Free Mt. Hood is Bark's campaign to engage communities in an effort to make Mt. Hood a 21st century model of forest management policy that focuses on climate and community resilience.
Learn more about the ways that forest management affects your communities and get support to raise your voice and vision for the future of the forest.
The Forest Service’s old fire management techniques create increasingly vulnerable regions, which will be exacerbated by longer, more intense fire seasons.
Mt. Hood National Forest’s waters are critical to more than just its plants and wildlife, with more than two-thirds of Oregonians getting their drinking water from the forest.
This emphasis on timber harvests persists despite the fact that the outdoor recreation industry now contributes three times more to Oregon's economy than the logging and wood products industries, while preserving the forest for public use, instead of destroying it for short-term profits.
Climate change is the most pressing ecological issue of our time, likely to dramatically affect Mt. Hood National Forest’s ecosystems and wildlife as the crisis unfolds.
Over the last three decades, significant changes in wildlife abundance have taken place in the Mt. Hood National Forest.
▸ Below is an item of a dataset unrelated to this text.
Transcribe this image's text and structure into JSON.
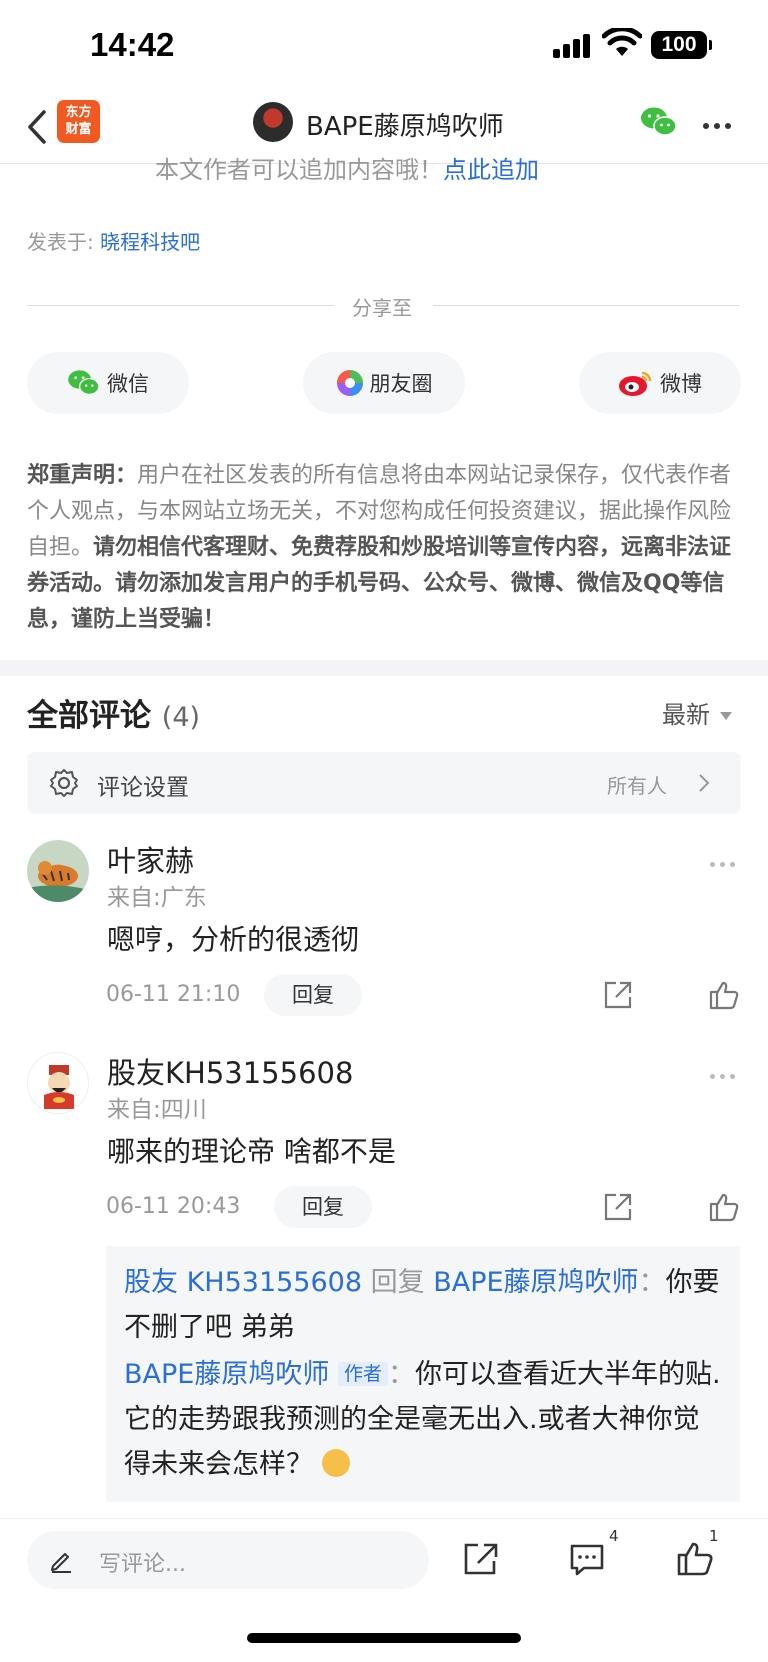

Fires and tree planting affect the numbers of mule deer. Spotted owls increasingly struggle to find habitat.